- Non-registered staff (e.g. clinical support workers and healthcare assistants)
- Registered staff (split into three groups)
- First level nurses
- Specialist nurses
There are approximately 400,000 nurses in the United Kingdom who work for the National Health Service (NHS). To practise, all nurses must be registered with the Nursing and Midwifery Council (NMC).
First level nurses make up the bulk of the registered nurses in the UK. General nurses at this level were previously known as state registered nurses (SRN) and later as registered general nurses (RGN).
The NHS employs a huge variety of specialist nurses. These nurses have many years of experience in their field, in addition to extra education and training.They split into several major groups:
Nurse Practitioners, these nurses carry out care at an advanced practice level. They often perform roles similar to those of doctors. They commonly work in primary care (e.g., GP surgeries) or A&E departments, although they are increasingly being seen in other areas of practice.

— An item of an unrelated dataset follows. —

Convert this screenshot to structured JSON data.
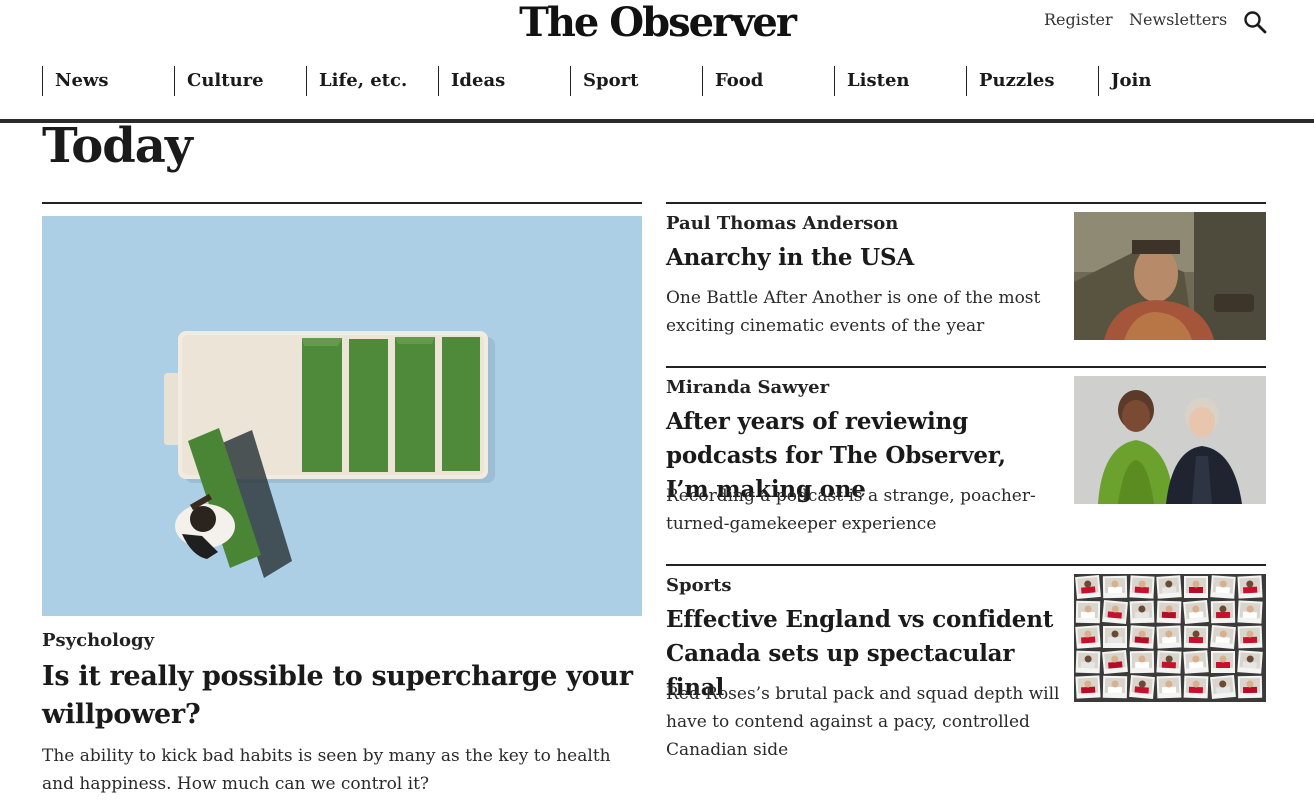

Specialist Community Public Health Nurses, traditionally known as District Nurses and Health Visitors, this group of practitioners now includes many School Nurses and Occupational Health Nurses.
Clinical Nurse Specialists, these roles commonly provide clinical leadership and education for the Staff Nurses working in their department, and will also have special skills and knowledge which ward nurses can draw upon.
Nurse Consultants, these nurses are similar in many ways to the clinical nurse specialist, but at a higher level. These practitioners are responsible for clinical education and training of those in their department, and many also have active research and publication activities.
Lecturer-Practitioners, these nurses work both in the NHS, and in universities. They typically work for 2–3 days per week in each setting. In university, they may train pre-registration student nurses and often teach on specialist courses for post-registration nurses (e.g. a Lecturer-practitioner in critical care may teach on a Masters degree in critical care nursing). Lecturer-Practitioners are now more often referred to by the more common job title of Practice Education Facilitators (shortened by student nurses to PEFs).
Lecturers, these nurses are not employed by the NHS. Instead they work full-time in universities, both teaching and performing research. Typically lecturers in nursing are qualified to a minimum of master’s degree and some are also qualified to PhD level. Some senior lecturers also attain the title of Professor. This title is more often the School/Department Dean e.g. Dean/Vice Dean School of Health & Social Care.
Managers, many nurses who have worked in clinical settings for a long time choose to leave clinical nursing and join the ranks of the NHS and independent care sector management. This used to be seen as a natural career progression for those who had reached ward management positions, however with the advent of specialist nursing roles this has become a less attractive option.